The latest reports comes as a new poll shows the Turnbull Government’s popularity has taken a hit in the wake of problems with the Centrelink debt recovery system and MPs’ entitlements.
A Centrelink claimant says the agency told him it cannot remove his bogus debt from his online account, even though it has agreed he owes nothing.
Simon Rivers*, from Sydney, was unemployed for just two months in 2011-12, and is one of many hit with an inaccurate notice saying he was overpaid in benefits.
Centrelink staff have spoken privately about being encouraged to work overtime to meet debt notice quotas, Denison independent MHR Andrew Wilkie has claimed.
Centrelink public servants who ask too many questions about their agency's controversial "robo-debt" recovery effort are being "managed" out of debt recovery units, according to independent MP Andrew Wilkie.

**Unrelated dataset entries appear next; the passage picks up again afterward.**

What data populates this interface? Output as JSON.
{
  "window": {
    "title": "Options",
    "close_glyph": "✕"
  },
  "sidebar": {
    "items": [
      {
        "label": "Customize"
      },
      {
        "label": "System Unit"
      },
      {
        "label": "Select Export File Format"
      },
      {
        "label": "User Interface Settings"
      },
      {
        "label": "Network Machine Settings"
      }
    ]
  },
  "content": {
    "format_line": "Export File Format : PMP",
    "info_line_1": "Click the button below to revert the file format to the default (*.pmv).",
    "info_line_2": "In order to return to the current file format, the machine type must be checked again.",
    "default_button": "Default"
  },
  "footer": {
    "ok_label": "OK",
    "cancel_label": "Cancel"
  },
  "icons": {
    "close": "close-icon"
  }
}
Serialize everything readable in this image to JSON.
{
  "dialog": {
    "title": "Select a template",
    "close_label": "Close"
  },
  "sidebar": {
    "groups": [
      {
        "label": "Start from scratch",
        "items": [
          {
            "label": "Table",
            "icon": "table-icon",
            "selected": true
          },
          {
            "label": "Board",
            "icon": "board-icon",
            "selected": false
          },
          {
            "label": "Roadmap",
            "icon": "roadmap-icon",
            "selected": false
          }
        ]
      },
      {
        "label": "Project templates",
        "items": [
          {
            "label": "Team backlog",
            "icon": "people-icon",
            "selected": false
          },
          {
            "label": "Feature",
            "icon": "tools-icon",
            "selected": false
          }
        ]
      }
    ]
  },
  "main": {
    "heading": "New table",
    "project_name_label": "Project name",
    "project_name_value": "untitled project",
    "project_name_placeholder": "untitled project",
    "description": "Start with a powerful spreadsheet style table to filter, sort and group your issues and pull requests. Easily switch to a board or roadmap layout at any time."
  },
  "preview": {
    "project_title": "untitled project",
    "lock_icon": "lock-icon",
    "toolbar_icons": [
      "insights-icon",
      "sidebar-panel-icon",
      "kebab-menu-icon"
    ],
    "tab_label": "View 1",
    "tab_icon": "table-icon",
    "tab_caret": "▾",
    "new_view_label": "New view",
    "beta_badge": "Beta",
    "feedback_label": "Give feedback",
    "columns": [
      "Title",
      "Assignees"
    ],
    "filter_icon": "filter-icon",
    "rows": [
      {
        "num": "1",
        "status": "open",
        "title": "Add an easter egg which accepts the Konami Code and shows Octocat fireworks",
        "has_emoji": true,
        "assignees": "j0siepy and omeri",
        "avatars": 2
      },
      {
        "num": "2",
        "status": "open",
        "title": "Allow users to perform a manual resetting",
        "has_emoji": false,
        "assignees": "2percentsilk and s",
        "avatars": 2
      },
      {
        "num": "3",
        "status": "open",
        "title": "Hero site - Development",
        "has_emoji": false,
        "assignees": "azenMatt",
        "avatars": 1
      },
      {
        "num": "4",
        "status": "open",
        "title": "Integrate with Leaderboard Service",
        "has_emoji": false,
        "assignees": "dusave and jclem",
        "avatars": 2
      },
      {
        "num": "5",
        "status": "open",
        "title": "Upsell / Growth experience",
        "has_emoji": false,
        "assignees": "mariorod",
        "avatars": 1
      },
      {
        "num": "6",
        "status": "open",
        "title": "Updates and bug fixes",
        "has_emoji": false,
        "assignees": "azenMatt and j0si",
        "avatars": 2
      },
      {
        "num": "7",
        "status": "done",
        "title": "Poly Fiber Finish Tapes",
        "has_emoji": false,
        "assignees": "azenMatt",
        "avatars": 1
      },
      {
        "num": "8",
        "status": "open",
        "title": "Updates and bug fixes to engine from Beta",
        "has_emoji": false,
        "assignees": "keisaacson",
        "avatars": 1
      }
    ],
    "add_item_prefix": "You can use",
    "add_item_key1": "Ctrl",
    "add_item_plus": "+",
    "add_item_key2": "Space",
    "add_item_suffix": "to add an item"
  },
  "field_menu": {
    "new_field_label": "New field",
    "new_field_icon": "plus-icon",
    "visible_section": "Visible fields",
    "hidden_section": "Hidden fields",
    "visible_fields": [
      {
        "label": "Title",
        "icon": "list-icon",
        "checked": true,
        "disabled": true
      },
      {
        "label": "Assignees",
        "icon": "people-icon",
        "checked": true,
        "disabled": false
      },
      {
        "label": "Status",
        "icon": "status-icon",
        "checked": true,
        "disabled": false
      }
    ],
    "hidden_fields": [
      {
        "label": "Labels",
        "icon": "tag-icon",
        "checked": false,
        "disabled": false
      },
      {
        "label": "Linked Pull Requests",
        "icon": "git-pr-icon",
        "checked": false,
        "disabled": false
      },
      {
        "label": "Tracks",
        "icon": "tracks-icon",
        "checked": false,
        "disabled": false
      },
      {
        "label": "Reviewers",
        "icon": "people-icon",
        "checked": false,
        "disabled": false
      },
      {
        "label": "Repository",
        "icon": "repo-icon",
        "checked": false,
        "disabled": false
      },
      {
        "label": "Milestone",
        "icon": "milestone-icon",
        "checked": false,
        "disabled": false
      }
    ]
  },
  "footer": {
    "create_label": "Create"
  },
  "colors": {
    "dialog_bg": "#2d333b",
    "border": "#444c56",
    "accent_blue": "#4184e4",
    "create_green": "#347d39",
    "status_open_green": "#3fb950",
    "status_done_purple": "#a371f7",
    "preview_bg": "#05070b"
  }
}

The Tasmanian independent also alleges public servants are being played against each other by managers, competing for the highest daily quota of debt notices.
Human Services minister Alan Tudge has ordered the department to make some minor changes to improve the process.
Medical researcher Janet Hammill, who works voluntarily, struggling to contact anyone at Centrelink after she was incorrectly told she owes $7,600
Centrelink clients in North East Victoria have been urged to seek independent advice if they have received a ‘debt notice’ and are concerned about what to do next.
The story of Ian and Jane, from Adelaide, highlights more of the difficulties faced by people caught up in Centrelink's so-called "robo debt" program. Automated data-matching software links up Centrelink records with information from other government agencies like the Australian Taxation Office, and if discrepancies between data is detected -- which can range from full-on fraud and incorrect income reporting, to record-keeping errors where the different agencies refer to the same business by two different names -- the Centrelink recipient is asked to provide more information. In many cases, this leads to a large debt being levelled against the client for overpayment by Centrelink, which the client is told to pay back within mere weeks.
What is it about us, what kind of bongo juice are we on when we fall for some schmaltzy rubbish suggesting that everyone should be allowed to keep overpayments?
This whole debate is a Groundhog Day for me. I once had the welfare portfolio and there were inevitably occasions when people had overpayments and were expected to repay them. There was always the possibility to pay back over time, but many took umbrage at having to pay anything at all. Many in the media, and just about everyone in opposition, played it for all it was worth. The department, Centrelink and the government were always portrayed as mean and nasty people who just wanted to give welfare recipients the boot.
Many people living with disabilities rely on social security payments from Centrelink. A large number of these people have been hit with debts as part of the ongoing Centrelink debt debacle. We spoke with Dean Price from People With Disability Australia about the impact this has had.
Over the last few weeks, much has been made of the Government’s debt-recovery program but if data-matching really is the way forward, when will it be used to help those who have been underpaid or missed out on benefits altogether?
As impossible as it sounds, the Centrelink debt fiasco has spiralled even further out of control.
Independent MP Andrew Wilkie, who has been calling on the government to halt the automatic debt recovery system, today published evidence from Centrelink whistleblowers documenting damning flaws in the debt recovery process.
The government has been accused of “backflipping” over Centrelink’s automated debt recovery program after it decided to give the system a facelift, as Labor demands improvements be made retrospective to include all affected welfare recipients.
Labor frontbencher Linda Burney declared Human Services Minister Alan Tudge had made a “stunning admission” after The Australian revealed he had directed his department to introduce a number of “refinements” as he attempts to deal with the political fallout.